Red wine is notoriously hard to get out of fabrics. “The darker the pigmentation of the wine, the more difficult it will be to remove,” admits Xavier. Both she and Williamson agree that pre-treating is key — and you’ve got to act fast.

OxiClean is great; spray it on immediately after the stain happens, then get [the fabric] in the wash.” If you don’t have any cleaning solution on hand, Williamson says that adding white wine on top of the red stain, and gently blotting can help lift it. Don’t scrub, as that will just spread and deepen the pigment. And here’s the most important part: If the stain is still visible after washing in cold water, don’t dry the item. Heat will set the stain. Instead, treat it and wash it again.

Credit: Joe Lingeman/Kitchn

I’ve never cleaned my oven — how do I get started?

How do the pros tackle this job? Williamson makes a baking soda paste and slathers it all over the inside. After a few minutes to let it set, she scrubs away with a wet pumice stone, then wipes away the mess with a damp microfiber cloth.

Xavier adds dish soap to her baking soda paste, but admits that if the burnt-on, crusted food is layer is deep, a chemical-based cleaner is the way to go. “I like Easy Off. Be sure to read the instructions on the bottle and wear gloves as you use it,” she advises.

How do I get rid of grease stains on my backsplash?
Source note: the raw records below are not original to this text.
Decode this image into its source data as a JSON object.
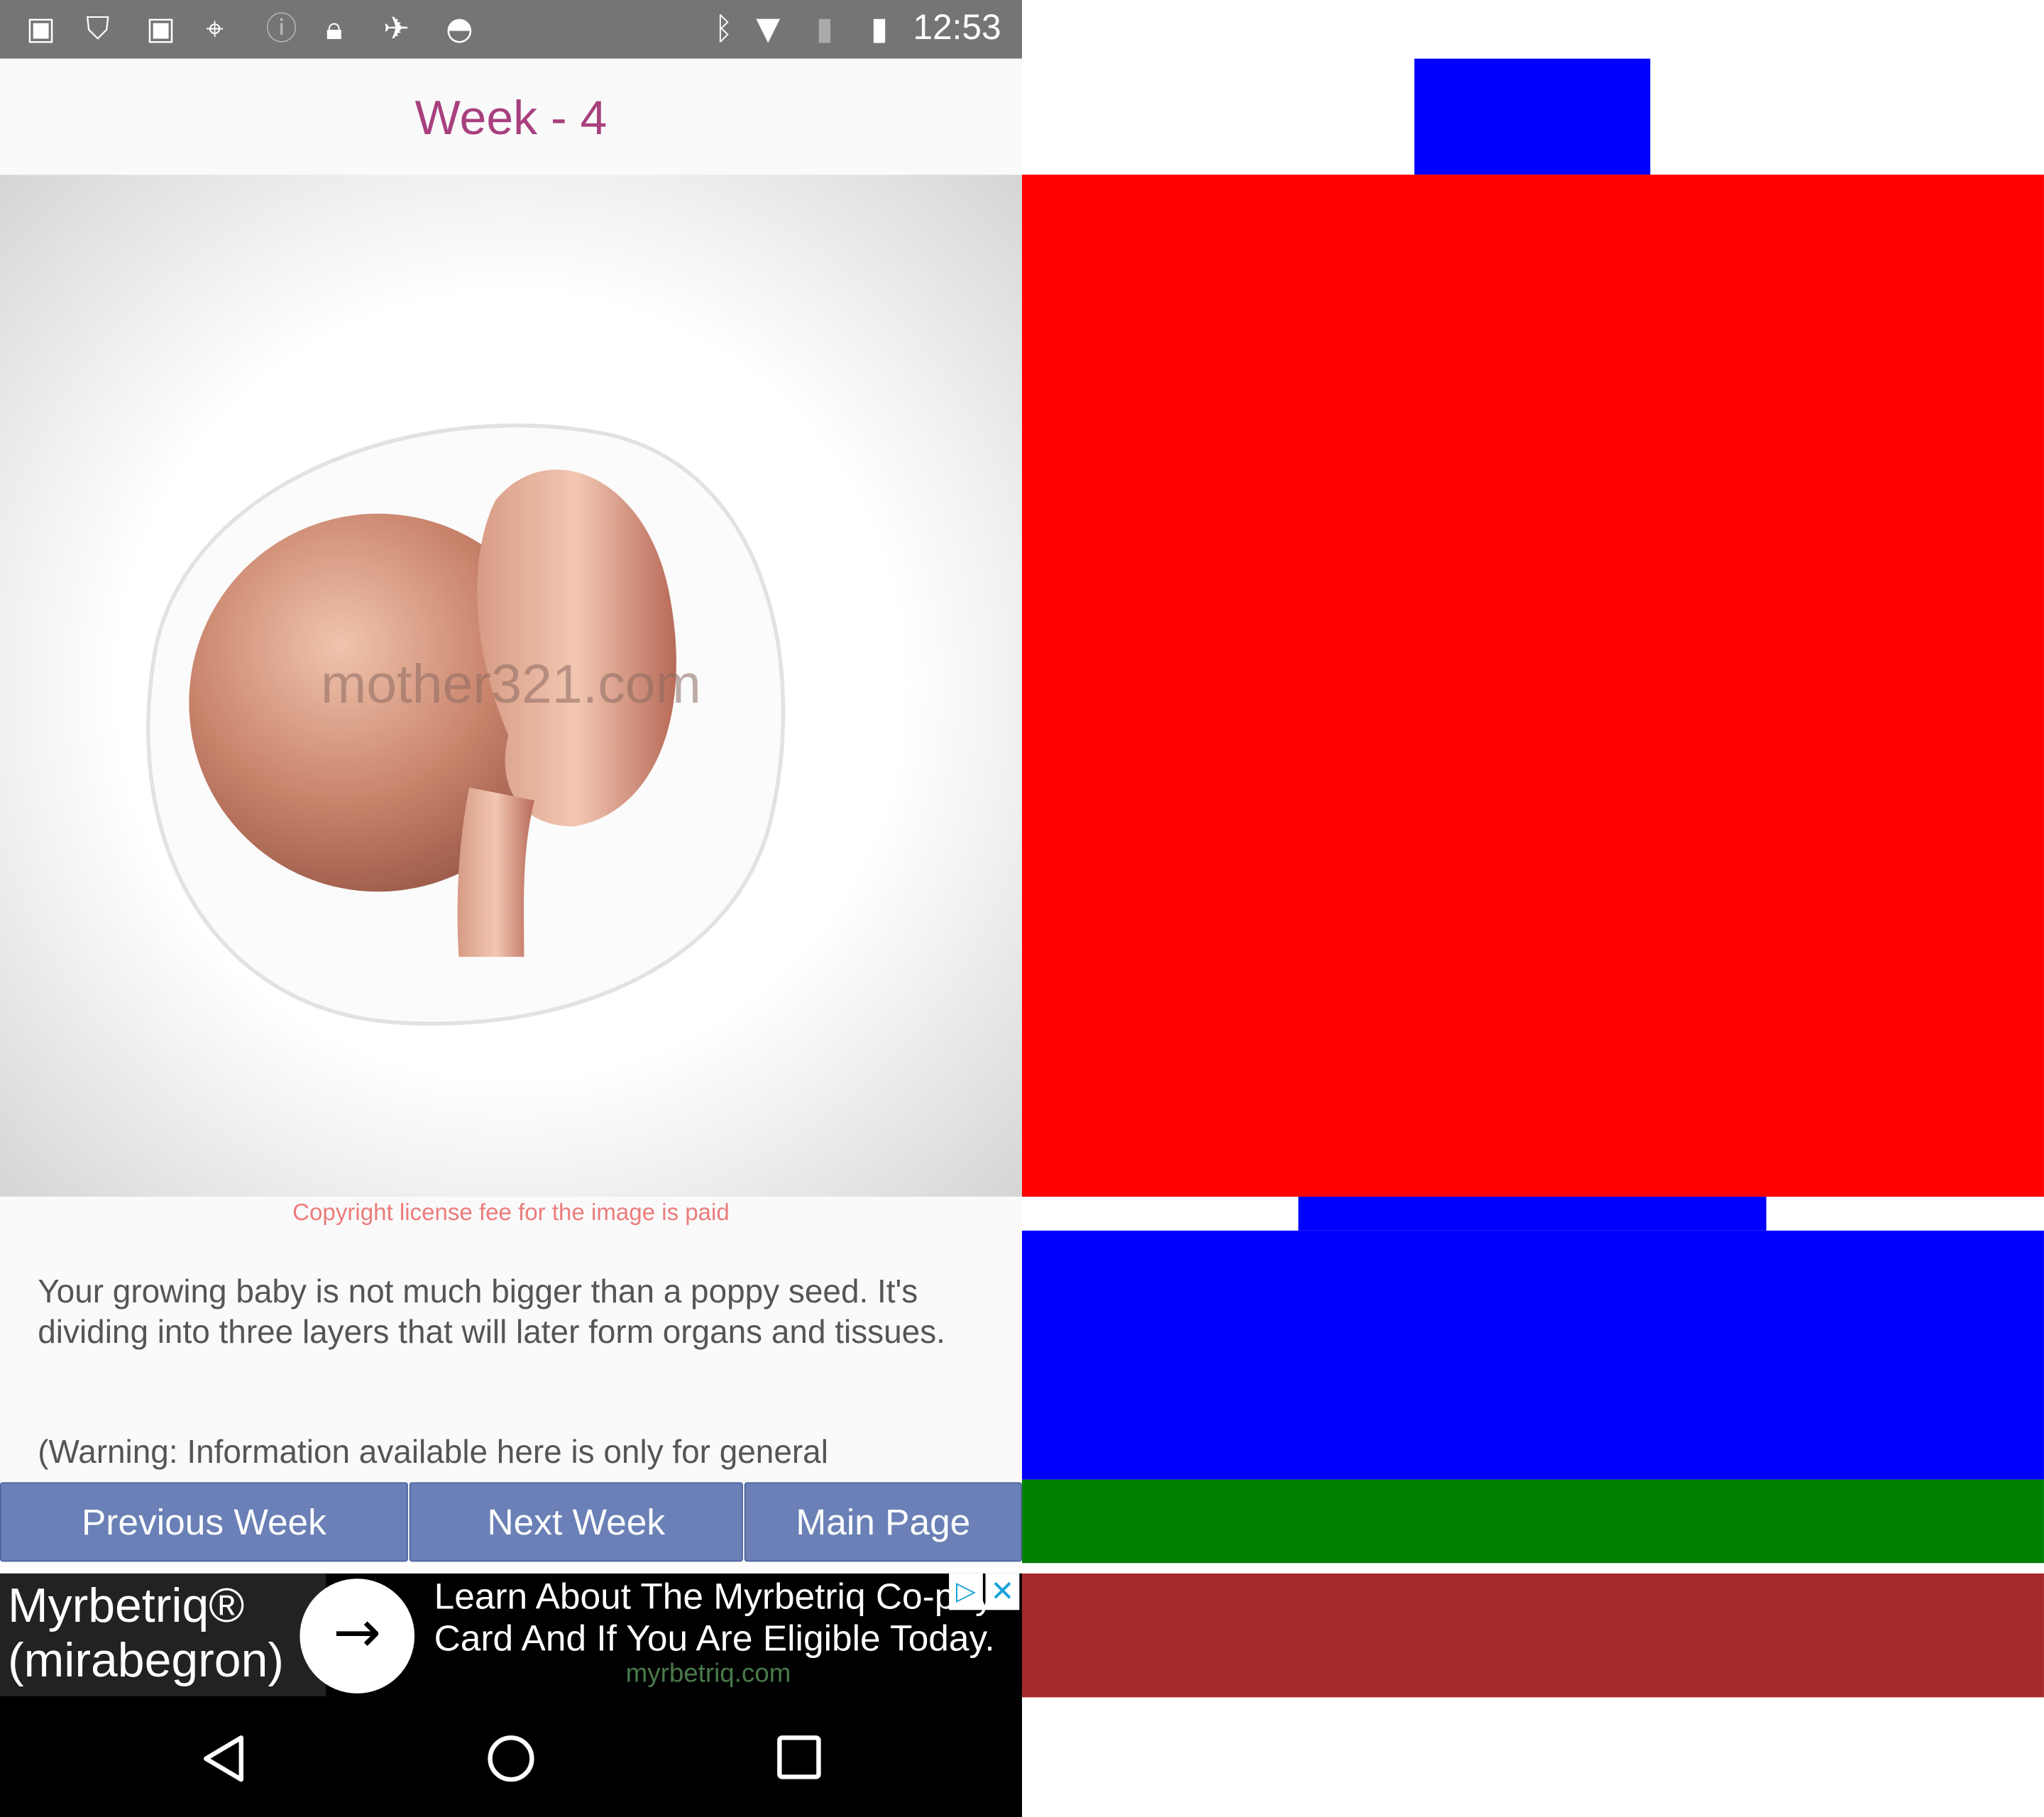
{
  "status_bar": {
    "icons": [
      "facebook-icon",
      "shield-icon",
      "facebook-icon",
      "maps-icon",
      "info-icon",
      "lock-icon",
      "fake-gps-icon",
      "android-icon",
      "bluetooth-icon",
      "wifi-icon",
      "no-sim-icon",
      "battery-charging-icon"
    ],
    "time": "12:53",
    "color": "#757575"
  },
  "header": {
    "title": "Week - 4",
    "title_color": "#a8407e"
  },
  "image": {
    "watermark": "mother321.com",
    "copyright": "Copyright license fee for the image is paid"
  },
  "content": {
    "description": "Your growing baby is not much bigger than a poppy seed. It's dividing into three layers that will later form organs and tissues.",
    "warning": "(Warning: Information available here is only for general"
  },
  "buttons": {
    "previous": "Previous Week",
    "next": "Next Week",
    "main": "Main Page",
    "color": "#6a80b6"
  },
  "ad": {
    "name": "Myrbetriq®\n(mirabegron)",
    "text_line1": "Learn About The Myrbetriq Co-pay",
    "text_line2": "Card And If You Are Eligible Today.",
    "url": "myrbetriq.com",
    "adchoices": "▷",
    "close": "✕"
  },
  "nav_bar": {
    "icons": [
      "back-icon",
      "home-icon",
      "recents-icon"
    ]
  },
  "overlay_colors": {
    "blue": "#0000ff",
    "red": "#ff0000",
    "green": "#008000",
    "brown": "#a52a2a"
  }
}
Some places in the kitchen just never seem clean. The backsplash is definitely one of those. Xavier recommends … Dawn! (Surprise.) “It’s efficient at breaking up grease without damaging materials.” Guess what Williamson uses? “I am once again a fan of the grease-fighting abilities of Dawn,” she says. She mixes it in a bowl with hot water and a splash of vinegar, then tackles the grease with a scrub brush. Also on her all-star list for greasy jobs? “LA’s Totally Awesome — just be sure to dilute it according to the instructions.”

Xavier does note that this is a situation where regular (read: daily and weekly) cleaning makes all the difference. “If you rarely clean this part of your kitchen, it’s very difficult to tackle. For that type of job, I’d use Spray Nine Degreaser.” Just be sure to read the bottle carefully, and never apply it to wood cabinets, she says.

Did we miss any of your most embarrassing kitchen cleaning questions? We won’t judge, we promise. Ask us and we’ll try to get some answers for you!